‘King Richard III’ by William Shakespeare: A Review

 

Author: William Shakespeare
Genre: Play, Drama, Tragedy
First Written: approx 1591
Pages: 227 (Cambridge School edition with script on one page and summary on opposite page with summaries after each act)

Once again, I am relying on Sparknotes to assist me in the summary:

After a long civil war between the royal family of York and the royal family of Lancaster, England enjoys a period of peace under King Edward IV and the victorious Yorks. But Edward’s younger brother, Richard, resents Edward’s power and the happiness of those around him. Malicious, power-hungry, and bitter about his physical deformity, Richard begins to aspire secretly to the throne—and decides to kill anyone he has to in order to become king.

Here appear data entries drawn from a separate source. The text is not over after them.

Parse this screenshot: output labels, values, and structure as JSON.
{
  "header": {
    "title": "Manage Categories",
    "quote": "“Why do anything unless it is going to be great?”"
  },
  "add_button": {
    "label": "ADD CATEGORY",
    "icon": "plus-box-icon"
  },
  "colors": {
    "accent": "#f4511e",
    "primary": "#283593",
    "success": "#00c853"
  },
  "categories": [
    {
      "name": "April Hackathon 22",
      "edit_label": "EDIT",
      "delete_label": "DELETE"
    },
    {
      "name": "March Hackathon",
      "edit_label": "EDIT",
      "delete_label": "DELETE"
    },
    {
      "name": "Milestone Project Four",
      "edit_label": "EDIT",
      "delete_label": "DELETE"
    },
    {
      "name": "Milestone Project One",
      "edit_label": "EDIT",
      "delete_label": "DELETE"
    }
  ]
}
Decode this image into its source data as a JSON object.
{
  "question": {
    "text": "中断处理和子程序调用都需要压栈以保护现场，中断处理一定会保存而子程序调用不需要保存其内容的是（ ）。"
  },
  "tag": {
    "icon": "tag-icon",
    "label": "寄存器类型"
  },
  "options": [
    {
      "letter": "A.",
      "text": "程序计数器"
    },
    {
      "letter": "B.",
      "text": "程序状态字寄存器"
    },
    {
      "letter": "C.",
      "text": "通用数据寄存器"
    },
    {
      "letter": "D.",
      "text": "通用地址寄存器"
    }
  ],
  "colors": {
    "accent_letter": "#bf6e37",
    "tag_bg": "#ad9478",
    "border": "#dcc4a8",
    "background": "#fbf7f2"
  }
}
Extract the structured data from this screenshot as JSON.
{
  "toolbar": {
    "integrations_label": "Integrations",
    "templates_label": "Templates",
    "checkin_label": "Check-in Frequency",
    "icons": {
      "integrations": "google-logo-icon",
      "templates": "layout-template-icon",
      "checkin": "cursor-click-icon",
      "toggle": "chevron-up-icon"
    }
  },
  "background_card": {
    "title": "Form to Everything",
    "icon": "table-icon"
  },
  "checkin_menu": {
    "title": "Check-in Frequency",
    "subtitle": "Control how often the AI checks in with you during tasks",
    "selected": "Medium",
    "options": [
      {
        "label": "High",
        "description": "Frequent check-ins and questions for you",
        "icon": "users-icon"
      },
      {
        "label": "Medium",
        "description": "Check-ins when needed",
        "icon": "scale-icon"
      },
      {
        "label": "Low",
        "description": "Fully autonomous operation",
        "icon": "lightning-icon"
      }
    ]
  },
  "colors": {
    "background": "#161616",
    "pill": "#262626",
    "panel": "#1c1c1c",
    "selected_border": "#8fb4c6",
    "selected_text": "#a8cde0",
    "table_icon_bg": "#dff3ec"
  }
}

Using his intelligence and his skills of deception and political manipulation, Richard begins his campaign for the throne. He manipulates a noblewoman, Lady Anne, into marrying him—even though she knows that he murdered her first husband. He has his own older brother, Clarence, executed, and shifts the burden of guilt onto his sick older brother King Edward in order to accelerate Edward’s illness and death. After King Edward dies, Richard becomes lord protector of England—the figure in charge until the elder of Edward’s two sons grows up. Continue reading

‘Titus Andronicus’ by William Shakespeare: A Review

Author: William Shakespeare
Genre: Drama/Play
Written: Between 1588 and 1593
Pages: 26 (in complete works with two columns per page)

 

(Summary from SparkNotes as they did a better job than I did!)

‘Titus Andronicus, Roman general, returns from ten years of war with only four out of twenty-five sons left. He has captured Tamora, Queen of the Goths, her three sons, and Aaron the Moor. In obedience to Roman rituals, he sacrifices her eldest son to his own dead sons, which earns him Tamora’s unending hatred and her promise of revenge.

Tamora is made empress by the new emperor Saturninus. To get back at Titus, she schemes with her lover Aaron to have Titus’s two sons framed for the murder of Bassianus, the emperor’s brother. Titus’s sons are beheaded. Unappeased, she urges her sons Chiron and Demetrius to rape Titus’s daughter Lavinia, after which they cut off her hands and tongue so she cannot give their crime away. Finally, even Titus’s last surviving son Lucius is banished from Rome; he subsequently seeks alliance with the enemy Goths in order to attack Rome. Each new misfortune hits the aged, tired Titus with heavier impact. Eventually, he begins to act oddly and everyone assumes that he is crazy.

Tamora tries to capitalize on his seeming madness by pretending to be the figure of Revenge, come to offer him justice if Titus will only convince Lucius to cease attacking Rome. Titus, having feigned his madness all along, tricks her, captures her sons, kills them, and makes pie out of them. He feeds this pie to their mother in the final scene, after which he kills both Tamora and Lavinia, his own daughter. A rash of killings ensue; the only people left alive are Marcus, Lucius, Young Lucius, and Aaron. Lucius has the unrepentant Aaron buried alive, and Tamora’s corpse thrown to the beasts. He becomes the new emperor of Rome.’ Source: http://www.sparknotes.com/shakespeare/titus/summary.html

Before I started reading this play, I had read that it is Shakespeare’s bloodiest and most violent play. To an extent you come to expect it in a Shakespearean tragedy, but nothing had quite prepared me for the volume of unnecessary violence in the play. The number of limbs getting hacked off was positively disturbing! However, the plot itself was interesting and engaging, although (as is often the case with a Shakespeare play) it did take me a while to work out the relationships between the characters and to remember who was who!

I was disappointed with the end of the play however, as the climax that was building up throughout the play never really came to much. However, Shakespeare’s eloquent description and witty remarks make up for the sometimes disappointing plot. It isn’t a Shakespeare play I had ever considered reading, and reminded me of Christopher Marlowe’s ‘Tamburlaine’ due to the amount of extreme violence; however, I strangely enjoyed it for reasons that I cannot fathom. I think that the main reason that I felt drawn to it was because of the carefully calculated plot, which is exciting and fast-paced.

In conclusion, this play is guaranteed to make your stomach churn, and yet you cannot help feeling drawn in by the action. As Shakespeare plays go, it was pretty easy to grasp the plot so it may be a good one for people who don’t often read a lot of Shakespeare!

Favourite Quotes: TAMORA: ‘And when they show’d me this abhorred pit / They told me, here, at dead time of night / A thousand fiends, a thousand hissing snakes / Ten thousand swelling toads, as many urchins / Would make such fearful and confused cries / as any mortal body hearing it / Should straight fall mad, or else die suddenly …’ (Act II, Scene III)

And for pure comedy value:

CHIRON: ‘Thou hast undone our mother’
AARON: ‘Villain, I have done thy mother.’ (Act IV, Scene II)

Rating: 6/10